President Obama says he is deeply troubled by the violence in the streets of Iran, as protesters contest what they see as a rigged presidential election.
"I think it would be wrong for me to be silent about what we have seen on the television over the last few days," said President Obama.
Mr. Obama says the people of Iran need to know their ballots mattered. He says an investigation into allegations of vote rigging should go forward without further bloodshed.
"I think that the democratic process, free speech, the ability of people to peacefully dissent - all those are universal values and need to be respected," said Mr. Obama.
Speaking to reporters at the end of a meeting with Italian Prime Minister Silvio Berlusconi at the White House, President Obama stressed that it is difficult for the United States to pass judgment on the running of the Iranian election. He stressed that "it is up to Iranians to make decisions about who Iran's leaders will be."
"We did not have observers there," he said. "We did not have international observers on hand, so I can't state definitively what happened one way or another with respect to the election. But what I can say is there appears to be a sense on the part of people who were so hopeful and so engaged and so committed to democracy, who now feel betrayed."
President Obama did not mention the main candidates in the disputed election by name - President Mahmoud Ahmedinejad who has claimed victory or his opponent, reformist Mir Hossein Mousavi, who is challenging the results.
Instead, he chose his words carefully and spoke directly to the protesters.
"What I would say to those people who put so much hope and energy into the political process, I would say to them that the world is watching and inspired by their participation - regardless of what the ultimate outcome of the election was," said President Obama.
The president was asked whether the election dispute and related violence had prompted him to change his mind about seeking a dialogue with Mahmoud Ahmedinejad. Mr. Obama said his position has not changed.
"The use of tough, hard-headed diplomacy - diplomacy with no illusions about Iran and the nature of the differences between our two countries - is critical when it comes to pursuing a core set of our national security interests," said Mr. Obama.
President Obama made specific mention of the need to prevent Iran from developing nuclear weapons, and cutting off its support of terrorists abroad.

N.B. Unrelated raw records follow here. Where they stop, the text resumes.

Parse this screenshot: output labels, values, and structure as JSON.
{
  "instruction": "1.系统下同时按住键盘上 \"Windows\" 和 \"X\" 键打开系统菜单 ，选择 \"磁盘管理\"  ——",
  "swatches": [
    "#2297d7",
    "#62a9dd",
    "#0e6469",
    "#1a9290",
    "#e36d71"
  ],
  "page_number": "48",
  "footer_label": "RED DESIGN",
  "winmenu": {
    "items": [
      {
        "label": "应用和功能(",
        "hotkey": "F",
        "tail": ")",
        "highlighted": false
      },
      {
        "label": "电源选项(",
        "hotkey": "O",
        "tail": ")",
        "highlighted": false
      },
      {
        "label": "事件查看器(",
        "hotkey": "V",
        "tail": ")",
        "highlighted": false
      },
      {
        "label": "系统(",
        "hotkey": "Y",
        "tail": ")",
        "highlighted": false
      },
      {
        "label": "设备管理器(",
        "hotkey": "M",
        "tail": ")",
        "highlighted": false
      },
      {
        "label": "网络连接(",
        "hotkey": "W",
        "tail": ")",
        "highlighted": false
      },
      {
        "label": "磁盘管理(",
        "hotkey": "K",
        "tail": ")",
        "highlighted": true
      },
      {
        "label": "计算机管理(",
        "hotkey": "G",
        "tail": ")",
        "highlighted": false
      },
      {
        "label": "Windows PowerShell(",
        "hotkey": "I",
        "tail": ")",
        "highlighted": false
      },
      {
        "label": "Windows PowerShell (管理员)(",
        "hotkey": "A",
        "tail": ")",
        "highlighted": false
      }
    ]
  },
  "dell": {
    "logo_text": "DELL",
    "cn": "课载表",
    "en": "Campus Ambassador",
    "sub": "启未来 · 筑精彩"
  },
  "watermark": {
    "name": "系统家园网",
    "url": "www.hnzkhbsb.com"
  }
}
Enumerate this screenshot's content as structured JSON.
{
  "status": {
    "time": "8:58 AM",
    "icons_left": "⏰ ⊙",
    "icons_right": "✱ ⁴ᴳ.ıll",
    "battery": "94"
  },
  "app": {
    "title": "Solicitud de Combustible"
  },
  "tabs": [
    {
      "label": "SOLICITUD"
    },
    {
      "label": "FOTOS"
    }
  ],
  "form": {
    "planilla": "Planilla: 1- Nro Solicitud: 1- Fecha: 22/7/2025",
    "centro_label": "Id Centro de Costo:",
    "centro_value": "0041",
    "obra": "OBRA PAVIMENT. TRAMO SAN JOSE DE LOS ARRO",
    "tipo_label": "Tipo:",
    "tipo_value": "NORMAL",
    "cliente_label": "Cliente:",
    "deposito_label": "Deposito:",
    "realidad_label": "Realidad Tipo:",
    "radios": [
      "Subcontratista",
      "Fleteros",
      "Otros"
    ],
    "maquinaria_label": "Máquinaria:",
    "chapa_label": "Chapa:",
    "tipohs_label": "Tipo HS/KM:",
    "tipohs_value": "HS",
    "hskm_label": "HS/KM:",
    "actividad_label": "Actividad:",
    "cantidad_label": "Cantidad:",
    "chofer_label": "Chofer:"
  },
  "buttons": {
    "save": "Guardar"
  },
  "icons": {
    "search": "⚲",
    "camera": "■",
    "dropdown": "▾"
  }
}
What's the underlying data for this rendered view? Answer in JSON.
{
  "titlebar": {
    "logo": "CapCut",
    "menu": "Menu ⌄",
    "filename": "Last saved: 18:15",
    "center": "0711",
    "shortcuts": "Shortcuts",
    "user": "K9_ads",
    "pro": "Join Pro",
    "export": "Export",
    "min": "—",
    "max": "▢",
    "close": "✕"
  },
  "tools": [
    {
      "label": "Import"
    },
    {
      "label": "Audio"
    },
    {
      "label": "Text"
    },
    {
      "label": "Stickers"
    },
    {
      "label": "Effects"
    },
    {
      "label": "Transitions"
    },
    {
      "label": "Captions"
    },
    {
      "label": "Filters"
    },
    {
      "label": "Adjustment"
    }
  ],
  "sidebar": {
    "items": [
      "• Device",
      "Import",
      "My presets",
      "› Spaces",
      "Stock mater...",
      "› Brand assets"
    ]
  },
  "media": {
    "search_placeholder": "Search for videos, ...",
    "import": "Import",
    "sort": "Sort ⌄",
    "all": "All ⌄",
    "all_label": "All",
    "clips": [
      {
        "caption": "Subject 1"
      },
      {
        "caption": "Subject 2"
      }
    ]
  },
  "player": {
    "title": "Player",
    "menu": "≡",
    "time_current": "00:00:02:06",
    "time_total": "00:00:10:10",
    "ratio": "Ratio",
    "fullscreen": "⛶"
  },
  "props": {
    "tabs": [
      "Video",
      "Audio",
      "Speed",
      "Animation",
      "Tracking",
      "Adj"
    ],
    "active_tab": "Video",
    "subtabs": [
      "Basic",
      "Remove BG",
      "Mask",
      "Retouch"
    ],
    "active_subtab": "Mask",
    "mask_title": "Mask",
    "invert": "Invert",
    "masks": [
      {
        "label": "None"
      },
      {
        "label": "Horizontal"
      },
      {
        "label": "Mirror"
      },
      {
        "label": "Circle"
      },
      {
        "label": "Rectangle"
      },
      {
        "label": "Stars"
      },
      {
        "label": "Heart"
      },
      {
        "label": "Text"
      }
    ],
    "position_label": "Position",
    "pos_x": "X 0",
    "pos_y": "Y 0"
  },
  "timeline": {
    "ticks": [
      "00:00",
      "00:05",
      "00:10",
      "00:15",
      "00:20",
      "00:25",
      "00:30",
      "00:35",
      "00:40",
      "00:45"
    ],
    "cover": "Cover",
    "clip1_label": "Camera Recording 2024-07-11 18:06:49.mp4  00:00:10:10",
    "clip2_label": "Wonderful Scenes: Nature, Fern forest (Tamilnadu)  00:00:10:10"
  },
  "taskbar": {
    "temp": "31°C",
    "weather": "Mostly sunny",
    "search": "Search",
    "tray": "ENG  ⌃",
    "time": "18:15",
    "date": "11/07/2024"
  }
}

He said those are core interests not only of the United States, but also of the world.